Universities, scholarly presses, or academic organizations
Commercial publishers or trade and professional organizations
Academic Search Premier, JSTOR
Academic Search Premier, Time & Jet archives
Historical New York Times, Academic Search Complete
Peer-reviewed journal articles vs. scholarly journal articles
Not all scholarly journal articles are peer-reviewed. However, all peer-reviewed articles (aka refereed articles) are scholarly.
What is peer-review?
Peer-review refers to the rigorous process that articles undergo before they may be published. Other scholars in the author's field or discipline review and evaluate the article for quality and validity. If lacking, the article may be rejected, but otherwise, the article is accepted, often with suggestions for revision.
Adapted from a guide created by Dana Thomas - Murray State Universities Library
New presentation apps and resources are being created all the time, but this list includes some of the more popular current ones that you can use to make your presentation memorable.
This site is for educators.
A cloud-based tool very similar to PowerPoint.
Another option for slide presentations.
For online magazines and publications.
For iOS, it lets you create presentation using your fingers.
A web-based resource that lets you design presentations with zoom.
Lets you upload and share your PowerPoint slideshows, images and other presentations. A great source of inspiration, too.
Make infographics or slides
During your presentation, use one or more of these tools to engage your audience.
This animated stopwatch can be embedded in a PowerPoint presentation. There are other sites that offer similar features, so shop around.

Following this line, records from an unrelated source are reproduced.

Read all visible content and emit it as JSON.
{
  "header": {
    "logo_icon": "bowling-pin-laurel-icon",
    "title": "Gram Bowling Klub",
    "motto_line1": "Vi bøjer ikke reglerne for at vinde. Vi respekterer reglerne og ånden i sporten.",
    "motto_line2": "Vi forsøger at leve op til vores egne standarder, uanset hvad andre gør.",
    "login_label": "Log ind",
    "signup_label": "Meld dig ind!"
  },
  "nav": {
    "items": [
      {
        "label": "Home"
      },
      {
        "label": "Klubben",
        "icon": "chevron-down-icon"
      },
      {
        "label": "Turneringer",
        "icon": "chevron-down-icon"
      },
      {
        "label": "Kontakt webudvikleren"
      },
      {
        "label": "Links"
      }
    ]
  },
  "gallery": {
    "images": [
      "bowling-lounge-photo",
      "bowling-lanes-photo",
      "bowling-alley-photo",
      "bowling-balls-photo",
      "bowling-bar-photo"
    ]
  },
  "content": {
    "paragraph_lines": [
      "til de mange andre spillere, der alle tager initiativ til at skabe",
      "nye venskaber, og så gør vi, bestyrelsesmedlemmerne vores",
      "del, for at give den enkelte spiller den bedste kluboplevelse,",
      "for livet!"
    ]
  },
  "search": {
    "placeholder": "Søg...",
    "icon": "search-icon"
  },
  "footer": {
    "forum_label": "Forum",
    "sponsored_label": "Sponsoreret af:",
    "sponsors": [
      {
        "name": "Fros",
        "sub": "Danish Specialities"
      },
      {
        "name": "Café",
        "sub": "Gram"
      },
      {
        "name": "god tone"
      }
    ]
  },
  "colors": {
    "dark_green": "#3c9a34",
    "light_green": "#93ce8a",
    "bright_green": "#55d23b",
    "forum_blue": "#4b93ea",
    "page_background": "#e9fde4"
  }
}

This is a fun element to add to your PowerPoint presentation.
This tool lets you poll participants using smartphones. Use it during your presentation to take the pulse of your audience. It's a great way to open a presentation by asking participants what they know about your topic. Close the presentation with a poll asking for feedback.
How to Give Good Talks
How to Give a Killer Presentation
This article from Harvard Business Review tells the story of how a shy young Masai boy gave an awesome presentation to an audience of 1,400. Notice that "preparation" is the key. When you're prepared, your confidence increases, and you can knock 'em dead!
How to Give the Best Presentation You Possibly Can
Karl Gude is an instructor at Michigan State University and a former InfoGraphics Director at Newsweek and The Associated Press. He talks about the preparation needed to give an awesome presentation in this article published in the Huffington Post.
Nancy Duarte: How to Make a Powerful Call-to-Action
Nancy Duarte's TEDTalk helps you deliver a presentation that shares your idea in a way that moves and transforms your audience.
9 Public-Speaking Lessons From The World's Greatest TED Talks
This Forbes story is part of a series of articles based on Carmine Gallo's book, "Talk Like TED: The 9 Public-Speaking Secrets of the World’s Top Minds" (St. Martin’s Press).
Many thanks to College of Coastal Georgia for allowing us to use the guide, Presentations, as a template for this LibGuide.
Writing & Citing Help